**Given records**

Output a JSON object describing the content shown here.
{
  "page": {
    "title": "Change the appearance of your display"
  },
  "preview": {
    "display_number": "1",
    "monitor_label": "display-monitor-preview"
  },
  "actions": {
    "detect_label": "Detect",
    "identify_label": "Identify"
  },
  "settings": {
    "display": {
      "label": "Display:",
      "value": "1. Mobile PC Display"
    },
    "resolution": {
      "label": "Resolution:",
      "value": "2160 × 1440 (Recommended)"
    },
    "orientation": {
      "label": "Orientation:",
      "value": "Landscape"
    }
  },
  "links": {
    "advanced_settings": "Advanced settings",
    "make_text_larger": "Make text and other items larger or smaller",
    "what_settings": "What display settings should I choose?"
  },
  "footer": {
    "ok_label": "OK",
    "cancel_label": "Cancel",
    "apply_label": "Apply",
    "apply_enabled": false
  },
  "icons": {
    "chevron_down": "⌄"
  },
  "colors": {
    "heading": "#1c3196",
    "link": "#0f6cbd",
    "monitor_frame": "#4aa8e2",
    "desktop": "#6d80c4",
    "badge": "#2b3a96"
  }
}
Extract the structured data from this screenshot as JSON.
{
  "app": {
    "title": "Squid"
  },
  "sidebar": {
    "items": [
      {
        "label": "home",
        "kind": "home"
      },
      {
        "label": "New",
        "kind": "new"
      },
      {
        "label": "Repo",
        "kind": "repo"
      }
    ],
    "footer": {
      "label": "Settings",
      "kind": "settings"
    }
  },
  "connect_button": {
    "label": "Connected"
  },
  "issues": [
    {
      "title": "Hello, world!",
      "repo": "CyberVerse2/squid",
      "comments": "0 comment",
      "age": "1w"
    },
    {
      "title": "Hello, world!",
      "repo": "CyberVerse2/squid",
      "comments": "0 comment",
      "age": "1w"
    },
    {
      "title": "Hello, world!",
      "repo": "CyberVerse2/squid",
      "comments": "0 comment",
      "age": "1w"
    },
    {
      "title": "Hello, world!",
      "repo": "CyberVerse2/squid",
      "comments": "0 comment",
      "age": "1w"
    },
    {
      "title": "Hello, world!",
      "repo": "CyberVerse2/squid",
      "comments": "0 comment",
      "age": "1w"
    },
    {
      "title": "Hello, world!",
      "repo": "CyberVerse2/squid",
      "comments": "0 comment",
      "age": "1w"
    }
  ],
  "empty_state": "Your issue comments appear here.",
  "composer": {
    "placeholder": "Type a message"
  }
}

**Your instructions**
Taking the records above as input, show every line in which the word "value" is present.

**Solution below**
      "value": "1. Mobile PC Display"
      "value": "2160 × 1440 (Recommended)"
      "value": "Landscape"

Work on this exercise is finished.